I woke up this morning with a serious Mother’s Day Weekend hangover. I wish I could tell you that it was from drinking too many mimosas and eating too much dark chocolate, but no such luck. Although the results were oddly the same, I was just physically and emotionally exhausted today.
It all started with working myself into a full frenzy as my middle daughter graduated from college on Saturday. I spent the days leading up to it feeling guilty about not attending her graduation in person (in upstate New York). She and I discussed this for months, and she didn’t think it was necessary for me to travel 16 hours (one-way) to watch her walk across the stage for less than one minute. Most universities now provide commencement ceremonies live online. Her grandparents (who live on the East coast) were there along with her dad and stepmom. She said that was plenty of family to juggle. Due to the 6-hour time difference, my husband and I got up early to make sure we were logged on for the 6am-8am viewing party. The rest of our family watched from different states all over the country and even in Europe.
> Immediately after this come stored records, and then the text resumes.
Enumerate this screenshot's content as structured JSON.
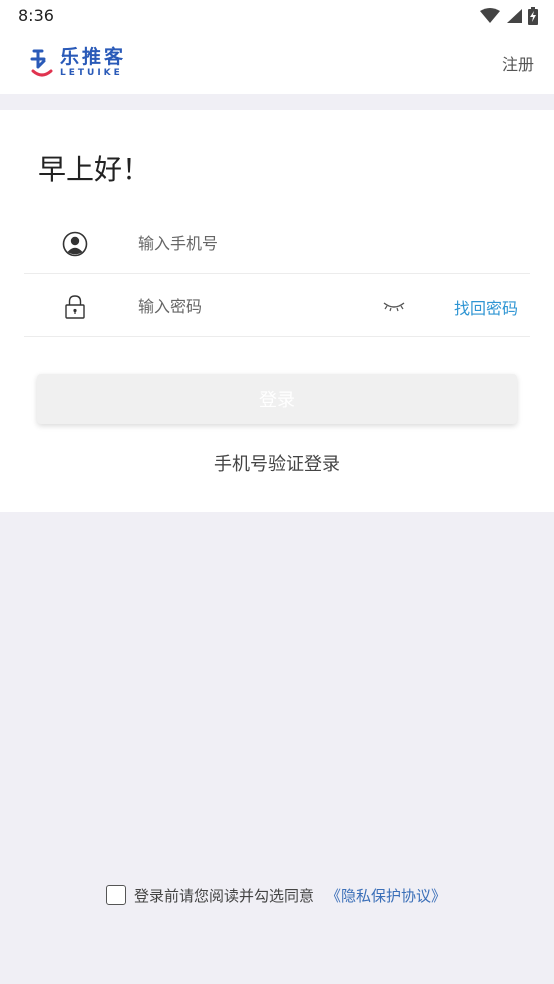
{
  "status_bar": {
    "time": "8:36",
    "icons": [
      "wifi-icon",
      "cellular-signal-icon",
      "battery-charging-icon"
    ]
  },
  "header": {
    "logo_text_cn": "乐推客",
    "logo_text_en": "LETUIKE",
    "register_label": "注册"
  },
  "login_form": {
    "greeting": "早上好！",
    "phone": {
      "placeholder": "输入手机号",
      "value": "",
      "icon": "user-icon"
    },
    "password": {
      "placeholder": "输入密码",
      "value": "",
      "icon": "lock-icon",
      "toggle_icon": "eye-closed-icon"
    },
    "forgot_password_label": "找回密码",
    "login_button_label": "登录",
    "sms_login_label": "手机号验证登录"
  },
  "agreement": {
    "checked": false,
    "text": "登录前请您阅读并勾选同意",
    "privacy_link": "《隐私保护协议》"
  },
  "colors": {
    "brand_blue": "#2a5ab8",
    "link_blue": "#2f95d3",
    "privacy_blue": "#3b6fb8",
    "logo_red": "#e0334f",
    "page_background": "#f0eff5"
  }
}
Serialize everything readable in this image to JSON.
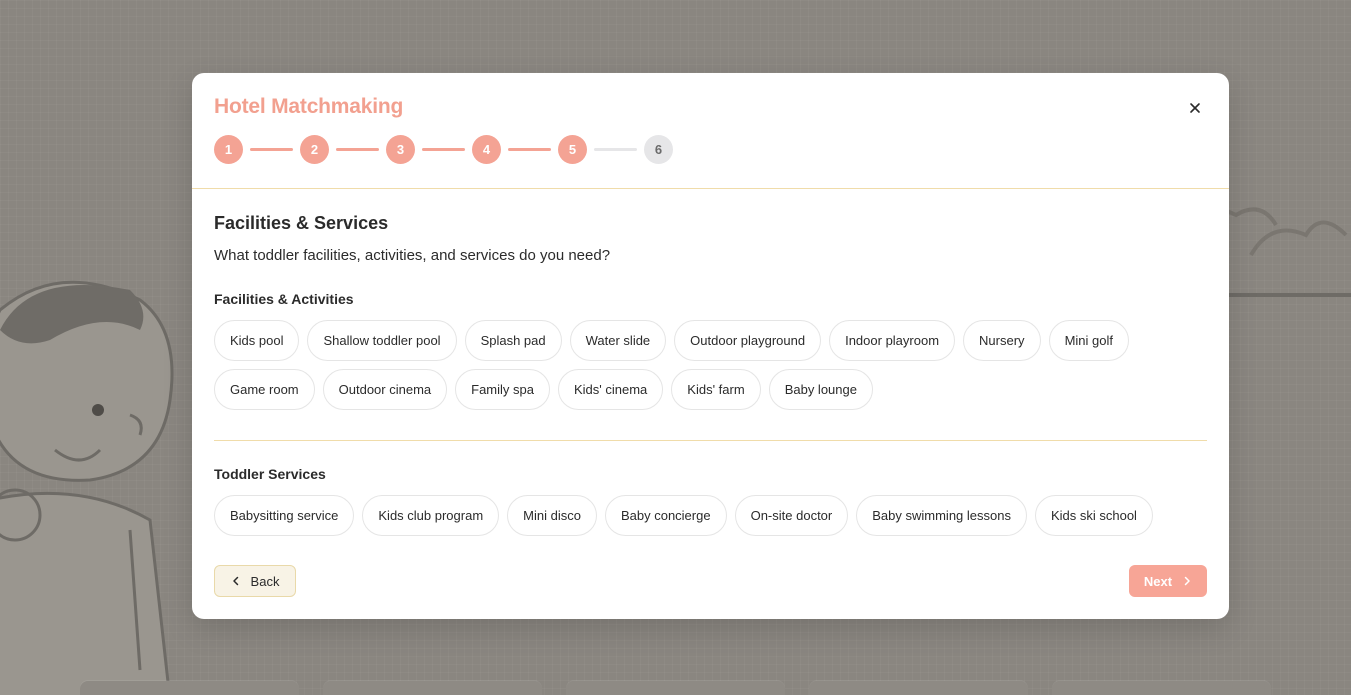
{
  "modal": {
    "title": "Hotel Matchmaking",
    "close_icon": "close-icon",
    "steps": [
      {
        "label": "1",
        "state": "complete"
      },
      {
        "label": "2",
        "state": "complete"
      },
      {
        "label": "3",
        "state": "complete"
      },
      {
        "label": "4",
        "state": "complete"
      },
      {
        "label": "5",
        "state": "current"
      },
      {
        "label": "6",
        "state": "pending"
      }
    ],
    "section": {
      "title": "Facilities & Services",
      "description": "What toddler facilities, activities, and services do you need?"
    },
    "facilities": {
      "title": "Facilities & Activities",
      "options": [
        "Kids pool",
        "Shallow toddler pool",
        "Splash pad",
        "Water slide",
        "Outdoor playground",
        "Indoor playroom",
        "Nursery",
        "Mini golf",
        "Game room",
        "Outdoor cinema",
        "Family spa",
        "Kids' cinema",
        "Kids' farm",
        "Baby lounge"
      ]
    },
    "services": {
      "title": "Toddler Services",
      "options": [
        "Babysitting service",
        "Kids club program",
        "Mini disco",
        "Baby concierge",
        "On-site doctor",
        "Baby swimming lessons",
        "Kids ski school"
      ]
    },
    "footer": {
      "back_label": "Back",
      "next_label": "Next"
    }
  },
  "colors": {
    "accent": "#f4a394",
    "divider": "#f0dcaa",
    "back_bg": "#f8f3e6",
    "pending_step": "#e6e6e8"
  }
}
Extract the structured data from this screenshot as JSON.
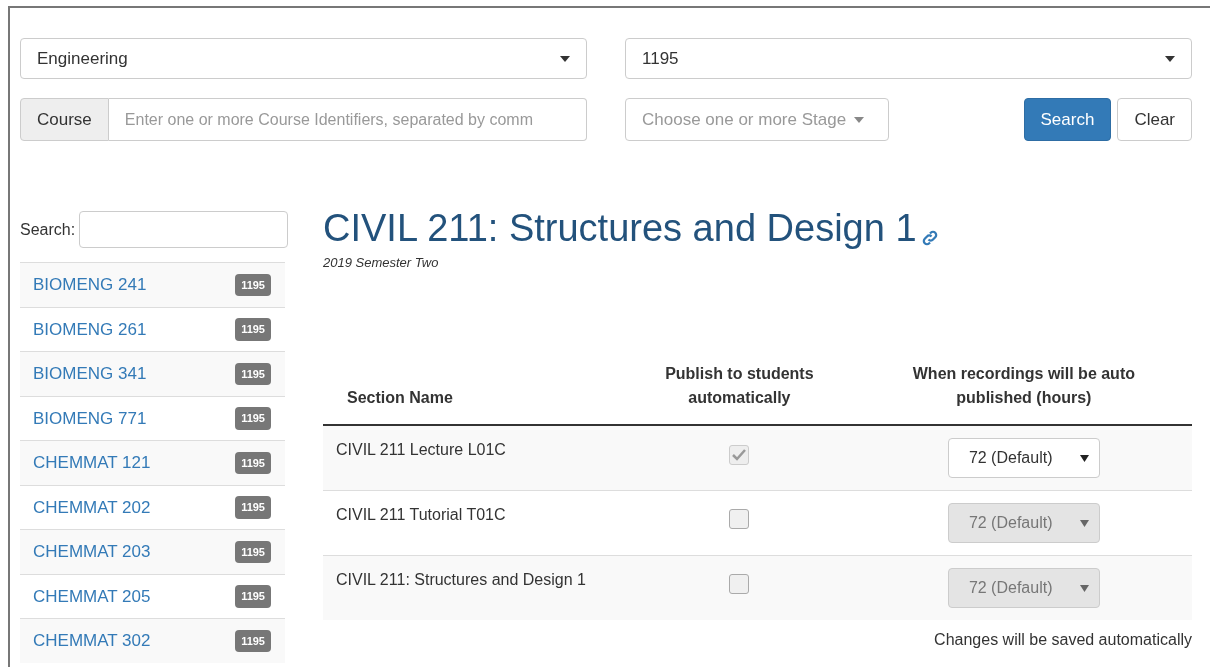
{
  "filters": {
    "faculty": {
      "value": "Engineering"
    },
    "term": {
      "value": "1195"
    },
    "course": {
      "label": "Course",
      "placeholder": "Enter one or more Course Identifiers, separated by comm"
    },
    "stages": {
      "placeholder": "Choose one or more Stage"
    },
    "buttons": [
      {
        "label": "Search",
        "kind": "primary"
      },
      {
        "label": "Clear",
        "kind": "default"
      }
    ]
  },
  "sidebar": {
    "search_label": "Search:",
    "items": [
      {
        "name": "BIOMENG 241",
        "badge": "1195"
      },
      {
        "name": "BIOMENG 261",
        "badge": "1195"
      },
      {
        "name": "BIOMENG 341",
        "badge": "1195"
      },
      {
        "name": "BIOMENG 771",
        "badge": "1195"
      },
      {
        "name": "CHEMMAT 121",
        "badge": "1195"
      },
      {
        "name": "CHEMMAT 202",
        "badge": "1195"
      },
      {
        "name": "CHEMMAT 203",
        "badge": "1195"
      },
      {
        "name": "CHEMMAT 205",
        "badge": "1195"
      },
      {
        "name": "CHEMMAT 302",
        "badge": "1195"
      }
    ]
  },
  "course": {
    "title": "CIVIL 211: Structures and Design 1",
    "subtitle": "2019 Semester Two"
  },
  "table": {
    "columns": [
      "Section Name",
      "Publish to students automatically",
      "When recordings will be auto published (hours)"
    ],
    "rows": [
      {
        "section": "CIVIL 211 Lecture L01C",
        "publish": {
          "checked": true,
          "disabled": true
        },
        "hours": {
          "value": "72 (Default)",
          "disabled": false
        }
      },
      {
        "section": "CIVIL 211 Tutorial T01C",
        "publish": {
          "checked": false,
          "disabled": false
        },
        "hours": {
          "value": "72 (Default)",
          "disabled": true
        }
      },
      {
        "section": "CIVIL 211: Structures and Design 1",
        "publish": {
          "checked": false,
          "disabled": false
        },
        "hours": {
          "value": "72 (Default)",
          "disabled": true
        }
      }
    ]
  },
  "footer_note": "Changes will be saved automatically"
}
I got teary-eyed during the commencement speeches and when they called her name to receive her diploma.
After watching the graduation online, I had to get ready for the next event on the weekend docket: An eight-hour community service obligation with my youngest daughter. My youngest daughter’s school hosts an annual Craft Fair/Fundraiser which requires every student AND every parent to do a volunteer four-hour shift. As a student/parent of the school, you get to pick where you want to spend your four-hour shift. My daughter picked a food booth to prepare salads. I selected the admissions gate. My husband was a cashier at the rummage sale. Unfortunately, due to the fact that my daughter also plays Club Volleyball in the off-season and they use the school gym, we had an additional obligation. Every volleyball player AND their parent ALSO are required to do a four-hour shift at the Craft Fair. The difference is that the Club VB team is assigned to the overflow parking lot to help park cars… IN a cow pasture. No, I’m not kidding! While standing in knee deep grass, carefully navigating the cowpies like landmines, we were directing 5000 cars to park in neat little lines in the boiling hot sun. And no, just because you do one shift as a student/parent does not make you exempt from doing another shift as a VB player/VB parent. While they call us “volunteers,” there is nothing voluntary about it. It is absolutely mandatory. Although, I was hot, sweaty and filthy dirty from the flying dust, I considered it a victory when I made it out of the field without stepping on a single cowpie.
When our 8-hour shift was finally completed, I had (stupidly) promised my husband and daughter that we would go see the new Avengers movie. They had been dying to see it. I am sure that sounds like a wonderful way to decompress for most people, except that I really don’t like superhero movies. And yet for some reason, I always end up seeing them. Admittedly, it was better than I thought it would be. But after being up since 5am, and being in the hot sun for 8 hours on my feet, I simply couldn’t take a three-hour movie. So, I did what anyone would do in a dark theater with reclining seats: I took a nap during the battle sequence. I fell asleep at the beginning of the sequence, slept for about 30 minutes, and still managed to see how they took down the villains and who ended up saving the world. That night, I crawled into bed like I had been in a battle sequence all day. Every part of my body ached.
Sunday was Mother’s Day. I slept in, played tennis with my husband, opened up cards from my family, and we went out for a sushi dinner. As lovely as it was, Mother’s Day is just one of those holidays that will always be a little bittersweet for me.
Today, I thought that I might wake up feeling relieved that all the activity is over, but I just woke up exhausted. I had trouble concentrating on work. I didn't feel like making dinner. I didn’t feel like doing laundry. All of my go-to procrastinations weren’t working. I said to my husband, “Maybe this is it. Maybe I have officially run out of steam. Maybe I have lost the motivation to be productive, write, organize, plan or do anything. What if this is my new normal? What if I just wander around my house in my sweatpants for the rest of my life? What if I never make dinner again? Or never do the dishes? Who will go to the grocery store? Do the laundry? What if I never have the energy to do anything ever again?”
My husband looked at me with a perfectly straight face and said, “You are too emotionally damaged to be that unproductive.”
I just stared at him blankly. I didn’t say anything at first, and then he looked a little nervous after he said it.
Finally, I smiled and said, “I think that was the nicest thing you have ever said to me. You really do know me.”
And somehow that was the inspiration I needed to get back to work. So thanks honey for the brutal honesty, and for getting me back on track. Now that I am done writing this week’s post, I will need to put the next load of clothes in the dryer.